- 268,131 Views
- 1,418 Questions Answered
- Best of Web
The ballet, “The Rite of Spring”, was composed by Igor Stravinsky and originally choreographed by Vaslav Nijinsky. The ballet was created for Sergei Diaghilev’s Ballet Russe and was premiered in Paris in 1913. Both the music and choreography were so avante garde that a riot broke out at the premiere. Learn more about the ballet and how it has played a major role in ballet history through the links below.
NPR article on “Rite of Spring”
YouTube video of Nijinsky’s “Rite of Spring”
BBC movie “Riot at the Rite”

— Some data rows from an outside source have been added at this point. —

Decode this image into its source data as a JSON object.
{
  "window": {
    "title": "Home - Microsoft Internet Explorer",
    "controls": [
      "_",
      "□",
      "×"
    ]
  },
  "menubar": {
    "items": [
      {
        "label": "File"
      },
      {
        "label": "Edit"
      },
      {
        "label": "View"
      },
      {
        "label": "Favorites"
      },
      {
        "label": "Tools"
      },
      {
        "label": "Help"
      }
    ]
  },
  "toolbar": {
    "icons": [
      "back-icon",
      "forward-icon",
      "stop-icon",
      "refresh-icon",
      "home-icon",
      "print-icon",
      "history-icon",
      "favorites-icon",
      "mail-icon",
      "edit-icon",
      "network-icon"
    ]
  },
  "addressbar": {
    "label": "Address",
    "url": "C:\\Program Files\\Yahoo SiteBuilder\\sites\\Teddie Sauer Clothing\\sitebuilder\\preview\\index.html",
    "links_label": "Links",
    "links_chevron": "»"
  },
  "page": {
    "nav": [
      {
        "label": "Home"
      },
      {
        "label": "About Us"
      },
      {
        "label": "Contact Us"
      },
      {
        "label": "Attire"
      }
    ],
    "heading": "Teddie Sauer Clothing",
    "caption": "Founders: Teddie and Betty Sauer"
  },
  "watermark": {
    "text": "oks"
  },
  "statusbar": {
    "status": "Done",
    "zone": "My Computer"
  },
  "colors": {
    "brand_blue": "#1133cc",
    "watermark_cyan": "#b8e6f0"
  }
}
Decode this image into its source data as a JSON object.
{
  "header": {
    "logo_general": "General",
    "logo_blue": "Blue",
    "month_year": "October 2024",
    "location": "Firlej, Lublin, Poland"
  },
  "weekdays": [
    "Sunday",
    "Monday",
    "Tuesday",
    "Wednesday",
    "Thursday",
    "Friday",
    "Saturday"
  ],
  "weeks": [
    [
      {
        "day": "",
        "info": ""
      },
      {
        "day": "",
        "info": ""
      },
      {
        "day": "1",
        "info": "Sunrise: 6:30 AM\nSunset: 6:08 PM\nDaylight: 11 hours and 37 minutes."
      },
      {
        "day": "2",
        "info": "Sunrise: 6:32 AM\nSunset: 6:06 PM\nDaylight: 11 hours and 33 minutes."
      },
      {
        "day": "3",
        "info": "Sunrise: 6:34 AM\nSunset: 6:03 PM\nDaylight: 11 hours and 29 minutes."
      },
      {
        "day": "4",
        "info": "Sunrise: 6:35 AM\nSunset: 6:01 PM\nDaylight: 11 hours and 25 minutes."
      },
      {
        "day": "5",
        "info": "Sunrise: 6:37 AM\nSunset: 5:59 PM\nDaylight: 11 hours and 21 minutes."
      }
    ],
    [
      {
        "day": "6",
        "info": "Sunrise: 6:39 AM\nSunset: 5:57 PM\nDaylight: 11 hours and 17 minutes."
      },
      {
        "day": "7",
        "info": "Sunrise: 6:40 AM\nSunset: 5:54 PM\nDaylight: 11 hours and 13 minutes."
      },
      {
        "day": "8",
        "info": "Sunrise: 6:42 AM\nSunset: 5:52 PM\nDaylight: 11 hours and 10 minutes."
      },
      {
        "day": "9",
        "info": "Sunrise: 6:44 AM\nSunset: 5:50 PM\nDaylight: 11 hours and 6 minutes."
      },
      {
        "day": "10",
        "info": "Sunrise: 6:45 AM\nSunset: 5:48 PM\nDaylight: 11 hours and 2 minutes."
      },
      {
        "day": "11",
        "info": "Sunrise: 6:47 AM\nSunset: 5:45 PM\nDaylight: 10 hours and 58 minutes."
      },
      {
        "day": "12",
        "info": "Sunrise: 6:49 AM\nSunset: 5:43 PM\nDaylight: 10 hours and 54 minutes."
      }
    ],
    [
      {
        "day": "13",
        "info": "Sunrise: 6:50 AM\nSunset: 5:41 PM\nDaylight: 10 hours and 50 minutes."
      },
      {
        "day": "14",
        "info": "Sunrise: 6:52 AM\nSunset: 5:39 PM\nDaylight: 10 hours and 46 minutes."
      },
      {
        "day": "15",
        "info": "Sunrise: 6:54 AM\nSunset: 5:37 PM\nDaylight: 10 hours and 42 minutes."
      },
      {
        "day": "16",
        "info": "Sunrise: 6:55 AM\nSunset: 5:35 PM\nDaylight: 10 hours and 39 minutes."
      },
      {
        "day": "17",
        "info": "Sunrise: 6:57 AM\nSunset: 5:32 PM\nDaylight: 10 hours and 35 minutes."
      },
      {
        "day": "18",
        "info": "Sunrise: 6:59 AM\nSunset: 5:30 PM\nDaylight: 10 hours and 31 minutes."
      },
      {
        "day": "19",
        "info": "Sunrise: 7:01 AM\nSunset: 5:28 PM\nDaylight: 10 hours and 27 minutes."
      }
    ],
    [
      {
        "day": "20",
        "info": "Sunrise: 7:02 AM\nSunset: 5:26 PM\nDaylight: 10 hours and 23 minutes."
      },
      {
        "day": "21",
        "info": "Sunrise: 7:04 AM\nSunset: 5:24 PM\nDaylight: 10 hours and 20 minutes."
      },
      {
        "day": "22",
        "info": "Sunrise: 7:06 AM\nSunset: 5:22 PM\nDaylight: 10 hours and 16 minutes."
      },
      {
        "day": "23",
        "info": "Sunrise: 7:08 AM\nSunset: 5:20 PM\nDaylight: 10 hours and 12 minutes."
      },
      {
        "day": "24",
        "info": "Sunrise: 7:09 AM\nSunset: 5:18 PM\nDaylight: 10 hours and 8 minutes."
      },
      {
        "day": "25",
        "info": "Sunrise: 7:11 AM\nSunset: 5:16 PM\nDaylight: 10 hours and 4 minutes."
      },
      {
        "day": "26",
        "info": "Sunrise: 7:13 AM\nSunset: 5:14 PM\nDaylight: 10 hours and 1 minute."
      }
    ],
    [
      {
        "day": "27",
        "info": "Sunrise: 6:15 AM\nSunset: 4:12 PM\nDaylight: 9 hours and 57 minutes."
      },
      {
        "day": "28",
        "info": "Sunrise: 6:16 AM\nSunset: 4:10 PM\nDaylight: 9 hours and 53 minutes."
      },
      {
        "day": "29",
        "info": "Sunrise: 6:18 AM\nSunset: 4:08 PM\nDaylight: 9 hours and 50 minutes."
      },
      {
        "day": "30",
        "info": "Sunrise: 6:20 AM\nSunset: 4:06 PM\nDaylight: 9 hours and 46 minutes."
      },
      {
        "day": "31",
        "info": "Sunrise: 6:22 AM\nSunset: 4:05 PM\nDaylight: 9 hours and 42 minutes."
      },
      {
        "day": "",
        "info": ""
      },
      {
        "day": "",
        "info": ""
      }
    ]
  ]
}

George Balanchine, a Georgian choreographer and founder of The New York City Ballet is known to be the father of “neoclassical ballet”. He became known for moving away from “story ballets” and focusing on movement as an expression of the music. He was one of the most famous choreographers of the 20th century, and his ballets are currently danced in almost every classical ballet company’s repertoire. Read more about his choreography and its place in ballets history here,
George Balanchine foundation Video Archives
The Boston Ballet, founded in 1963 by E. Virginia Williams is a ballet company dedicated to honoring the rich history of classical ballet and continuing to explore the future of ballet as an art form. Under the direction of Mikko Nissinen, Boston Ballet has undertaken many new creations by emerging choreographers and has understood the importance of creating an environment conducive to sustaining and exploring the art of ballet. Read more about Boston Ballet and its dedication to all styles of ballet here,
Jiri Kylian is a Czech contemporary dance choreographer, and former director of Netherlands Dance Theatre. His works have been instrumental in opening my mind to new ways of contemporary dance movement. In the “creations” section, look at “Symphony of Psalms”, “Petite Mort”, and “Tar and Feathers”, to see an evolution of his movement.
The book, Apollo’s Angels: A History of Ballet, by Jennifer Homans (2011) is an extremely informative book about the history of dance. I find the Epilogue very intriguing and thought provoking. Homans discusses the current state of ballet as an art form and asks the question “Is ballet dying”?
I often find words cannot express my feelings as strongly as I want, and I believe this is why I dance. There are some things that can’t be said, they need to be felt. So I leave you with these two quotes to think about.
“There are times when the simple dignity of movement can fulfill the function of a volume of words” -Doris Humphrey
“If I could say with words what my dances express, I wouldn’t have a reason to dance” -Mary Wigman